[Collected data entries]
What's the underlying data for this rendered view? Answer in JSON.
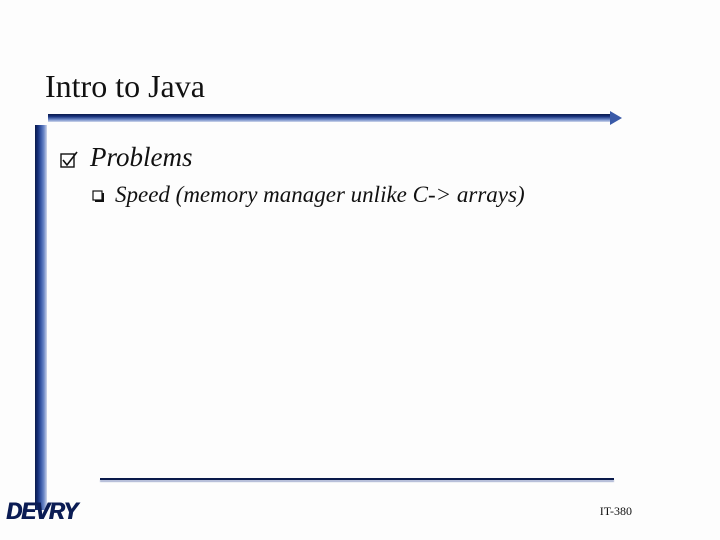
{
  "slide": {
    "title": "Intro to Java",
    "bullets": {
      "lvl1": {
        "text": "Problems"
      },
      "lvl2": {
        "text": "Speed (memory manager unlike C-> arrays)"
      }
    }
  },
  "footer": {
    "logo": "DEVRY",
    "page": "IT-380"
  },
  "colors": {
    "brand_dark": "#0a1a4a",
    "brand_mid": "#3a5aa8",
    "brand_light": "#cfd7eb"
  }
}
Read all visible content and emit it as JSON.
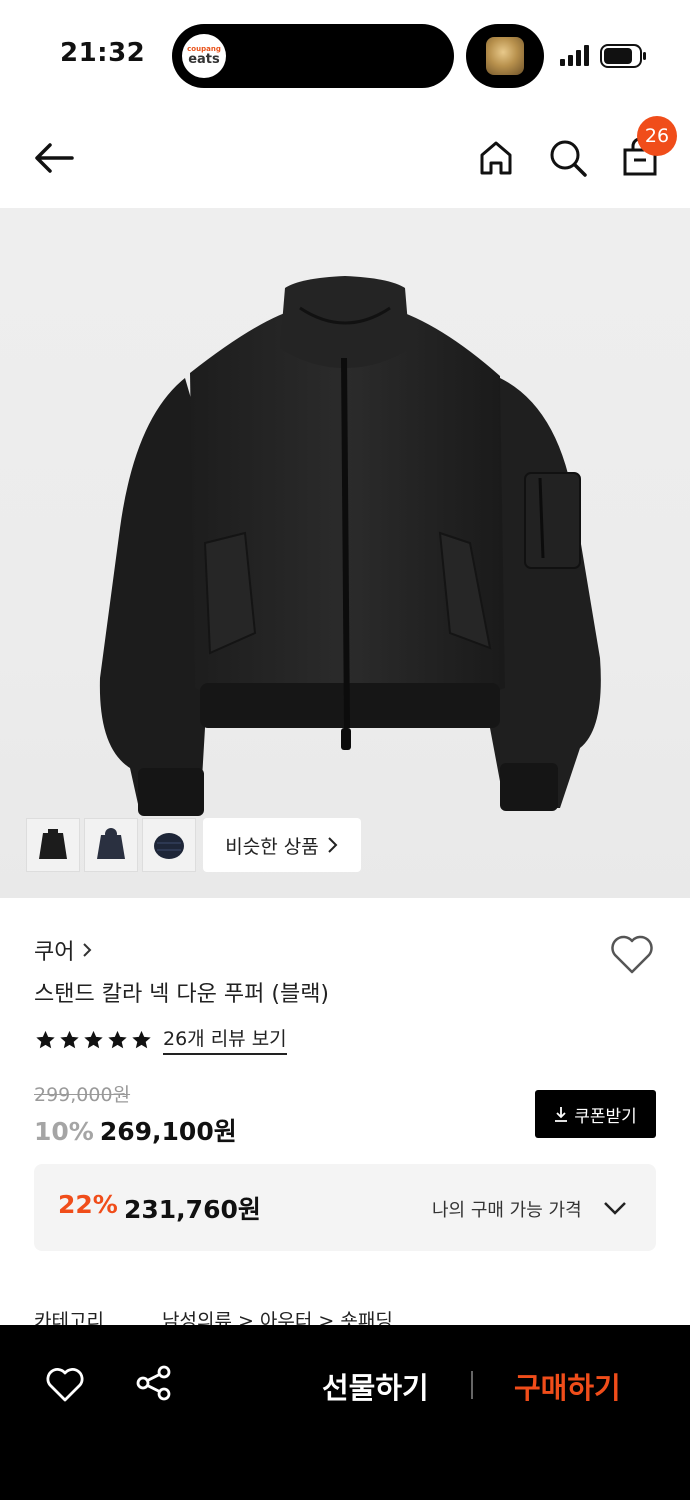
{
  "status_bar": {
    "time": "21:32",
    "island_app_brand": "coupang",
    "island_app_name": "eats"
  },
  "nav": {
    "cart_count": "26"
  },
  "gallery": {
    "similar_products_label": "비슷한 상품",
    "thumbnails": [
      "black-jacket",
      "navy-hooded-jacket",
      "navy-puffer"
    ]
  },
  "product": {
    "brand": "쿠어",
    "name": "스탠드 칼라 넥 다운 푸퍼 (블랙)",
    "rating_stars": 5,
    "review_link": "26개 리뷰 보기",
    "original_price": "299,000원",
    "discount_rate": "10%",
    "sale_price": "269,100원",
    "coupon_button": "쿠폰받기"
  },
  "best_price": {
    "discount_rate": "22%",
    "price": "231,760원",
    "label": "나의 구매 가능 가격"
  },
  "category": {
    "label": "카테고리",
    "path": "남성의류 > 아우터 > 숏패딩"
  },
  "bottom_bar": {
    "gift_label": "선물하기",
    "buy_label": "구매하기"
  },
  "colors": {
    "accent": "#f04d1a",
    "bottom_bar_bg": "#000000",
    "best_price_bg": "#f4f4f4"
  }
}
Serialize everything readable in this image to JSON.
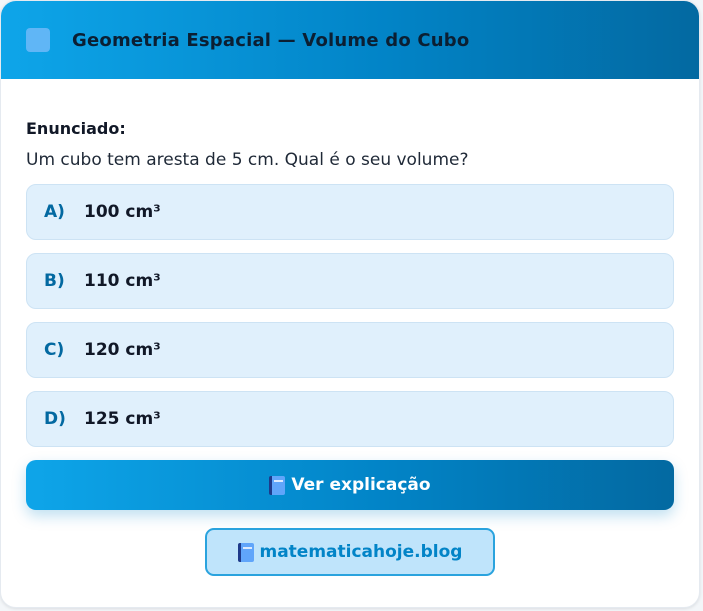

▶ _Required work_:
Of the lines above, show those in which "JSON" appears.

▶ _Written reply_:
What's the underlying data for this rendered view? Answer in JSON.
Read all visible content and emit it as JSON.
Serialize everything readable in this image to JSON.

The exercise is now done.